The sexual content is less than explicit, but pretty obscene, nevertheless. To be fair, the six men’s father is portrayed as an irresponsible man, so his casual relations with the men’s mothers falls under negative light, along with his stealing, gambling, and drinking. But sex, masturbation, and private parts are often crudely joked about. In one scene, Pete creates a diversion by lying down, feeding a donkey a carrot near his crotch, and giggling. After that, he removes the carrot, but continues giggling. In another scene, Pete asks a man and his wife if there is a church in the town. The man says there is not, because the town has no laws. Pete says “So it’s okay if I do this to your wife, then?”—and shoves his face in her exposed cleavage. This is inappropriate, but I have to admit he had a pretty good point.

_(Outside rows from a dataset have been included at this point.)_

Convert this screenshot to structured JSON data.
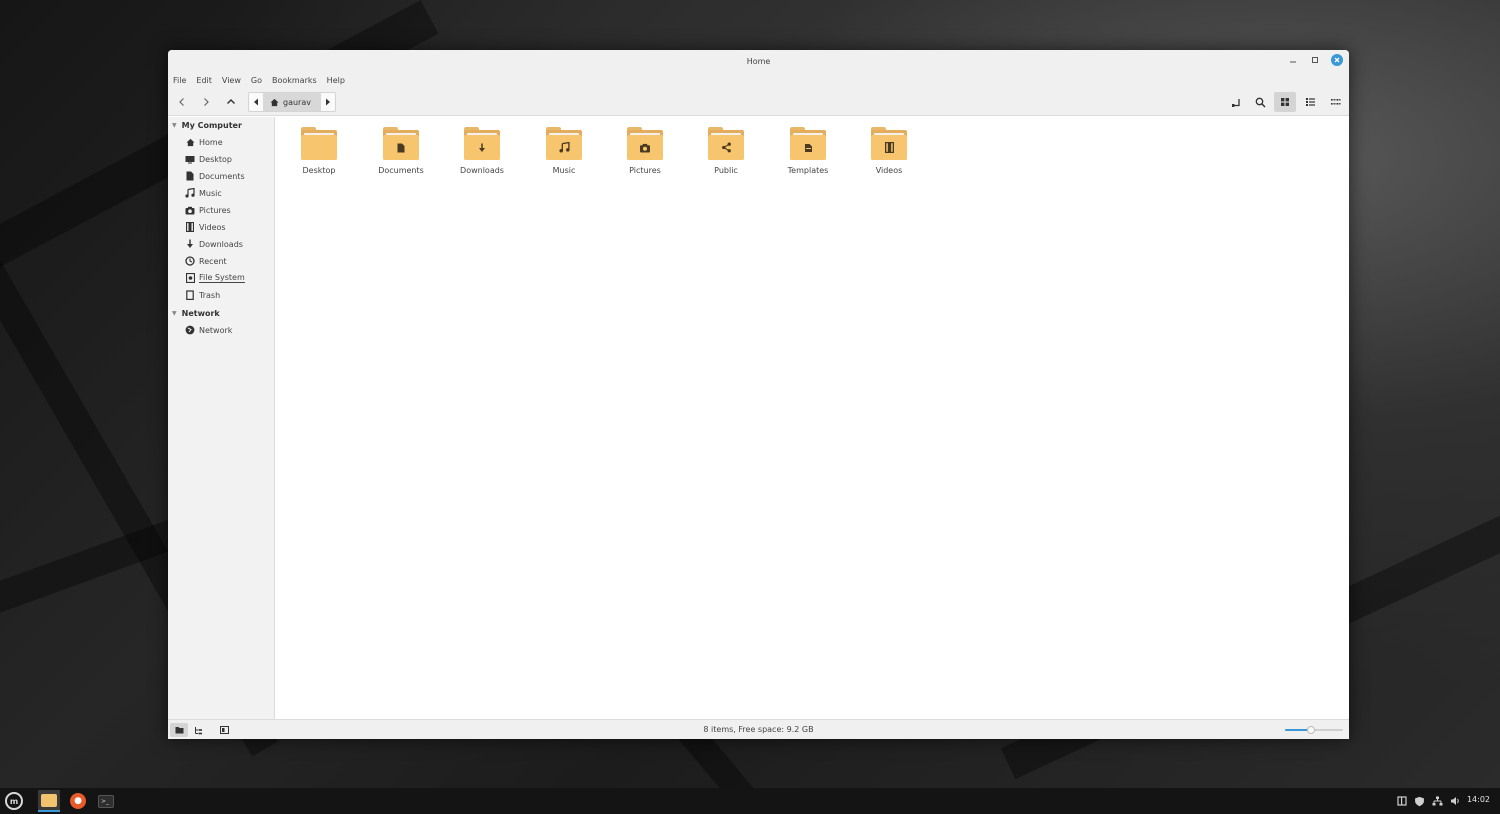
{
  "window": {
    "title": "Home"
  },
  "menubar": [
    "File",
    "Edit",
    "View",
    "Go",
    "Bookmarks",
    "Help"
  ],
  "pathbar": {
    "crumb": "gaurav"
  },
  "sidebar": {
    "sections": [
      {
        "label": "My Computer",
        "items": [
          {
            "label": "Home",
            "icon": "home-icon"
          },
          {
            "label": "Desktop",
            "icon": "desktop-icon"
          },
          {
            "label": "Documents",
            "icon": "document-icon"
          },
          {
            "label": "Music",
            "icon": "music-icon"
          },
          {
            "label": "Pictures",
            "icon": "camera-icon"
          },
          {
            "label": "Videos",
            "icon": "film-icon"
          },
          {
            "label": "Downloads",
            "icon": "download-icon"
          },
          {
            "label": "Recent",
            "icon": "clock-icon"
          },
          {
            "label": "File System",
            "icon": "drive-icon"
          },
          {
            "label": "Trash",
            "icon": "trash-icon"
          }
        ]
      },
      {
        "label": "Network",
        "items": [
          {
            "label": "Network",
            "icon": "network-icon"
          }
        ]
      }
    ]
  },
  "files": [
    {
      "label": "Desktop",
      "emblem": ""
    },
    {
      "label": "Documents",
      "emblem": "document"
    },
    {
      "label": "Downloads",
      "emblem": "download"
    },
    {
      "label": "Music",
      "emblem": "music"
    },
    {
      "label": "Pictures",
      "emblem": "camera"
    },
    {
      "label": "Public",
      "emblem": "share"
    },
    {
      "label": "Templates",
      "emblem": "template"
    },
    {
      "label": "Videos",
      "emblem": "film"
    }
  ],
  "statusbar": {
    "text": "8 items, Free space: 9.2 GB",
    "zoom_level": 0.45
  },
  "taskbar": {
    "clock": "14:02"
  },
  "colors": {
    "accent": "#3b98d7",
    "folder": "#f6c56e"
  }
}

I was refreshed to hear far fewer swears than one would expect. There are 15 or so s-words, and occasional uses of d*mn and anatomical slang. There are plenty of other negative elements, however. There are some jokes about the mentally disabled, one scene of gratuitous toilet humor, and irreverence about the assassination of Abraham Lincoln. There are also a few references to pagan Indian worldviews.
Despite the very problematic end-justifies-means mindset, there is one significant thing to admired about the six sons. Even though their dad was irresponsible, having a good relationship with him is very important to them. That’s rare to find in modern media.

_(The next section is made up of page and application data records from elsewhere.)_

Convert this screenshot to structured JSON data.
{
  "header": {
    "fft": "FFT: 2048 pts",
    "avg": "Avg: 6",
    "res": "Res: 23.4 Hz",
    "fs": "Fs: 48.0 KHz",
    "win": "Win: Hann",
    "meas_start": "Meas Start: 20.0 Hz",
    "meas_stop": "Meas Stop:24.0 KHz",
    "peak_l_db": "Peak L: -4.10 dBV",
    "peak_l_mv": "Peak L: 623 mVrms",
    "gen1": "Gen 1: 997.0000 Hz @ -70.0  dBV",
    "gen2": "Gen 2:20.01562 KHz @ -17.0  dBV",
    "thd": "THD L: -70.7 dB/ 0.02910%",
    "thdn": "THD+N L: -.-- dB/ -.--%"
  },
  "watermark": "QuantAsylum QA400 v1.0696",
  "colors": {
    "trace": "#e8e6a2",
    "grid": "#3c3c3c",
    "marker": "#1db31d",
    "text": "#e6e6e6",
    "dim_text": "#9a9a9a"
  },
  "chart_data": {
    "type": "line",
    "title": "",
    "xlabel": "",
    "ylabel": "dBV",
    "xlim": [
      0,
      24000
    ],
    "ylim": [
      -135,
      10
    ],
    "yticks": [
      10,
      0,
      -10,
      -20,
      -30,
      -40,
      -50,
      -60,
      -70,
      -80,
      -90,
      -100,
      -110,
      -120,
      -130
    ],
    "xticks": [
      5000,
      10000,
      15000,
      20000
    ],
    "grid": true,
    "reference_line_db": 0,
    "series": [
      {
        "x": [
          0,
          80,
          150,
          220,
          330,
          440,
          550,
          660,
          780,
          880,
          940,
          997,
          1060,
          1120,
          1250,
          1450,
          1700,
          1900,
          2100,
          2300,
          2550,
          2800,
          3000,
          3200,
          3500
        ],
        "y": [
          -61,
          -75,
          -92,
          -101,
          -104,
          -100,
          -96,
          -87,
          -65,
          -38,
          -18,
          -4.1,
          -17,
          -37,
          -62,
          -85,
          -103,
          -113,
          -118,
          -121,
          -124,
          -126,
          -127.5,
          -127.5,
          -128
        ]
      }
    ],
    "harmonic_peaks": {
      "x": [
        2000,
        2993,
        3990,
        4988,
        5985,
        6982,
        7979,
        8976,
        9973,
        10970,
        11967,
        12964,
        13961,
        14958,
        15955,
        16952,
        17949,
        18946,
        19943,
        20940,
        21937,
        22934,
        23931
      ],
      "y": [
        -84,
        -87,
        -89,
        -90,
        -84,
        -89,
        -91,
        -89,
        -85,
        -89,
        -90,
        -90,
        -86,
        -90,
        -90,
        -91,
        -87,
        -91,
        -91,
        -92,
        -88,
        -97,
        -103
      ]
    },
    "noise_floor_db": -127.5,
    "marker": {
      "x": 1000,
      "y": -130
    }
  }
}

For fans of Westerns and satire, this is a very entertaining movie. But it is very far from the ways of God. There is little to no redemptive value. So even to mature audiences who just want a lighthearted guy comedy, I strongly recommend that you not put your Netflix payment toward this. It’s no doubt cleaner than “A Million Ways to Die in the West” and many of Adam Sandler’s other movies, but still has too much crude humor and, even worse, a dangerous basis—and the satire is no excuse for that.
Violence: Heavy / Profanity: Moderate / Sex/Nudity: Heavy
“VOTING” FOR BAD MOVIES—Every time you request a streaming video you are casting a vote telling Hollywood “That’s what I want.” Why does Hollywood continue to promote immoral programming? Are YOU part of the problem? Answer
See list of Relevant Issues—questions-and-answers.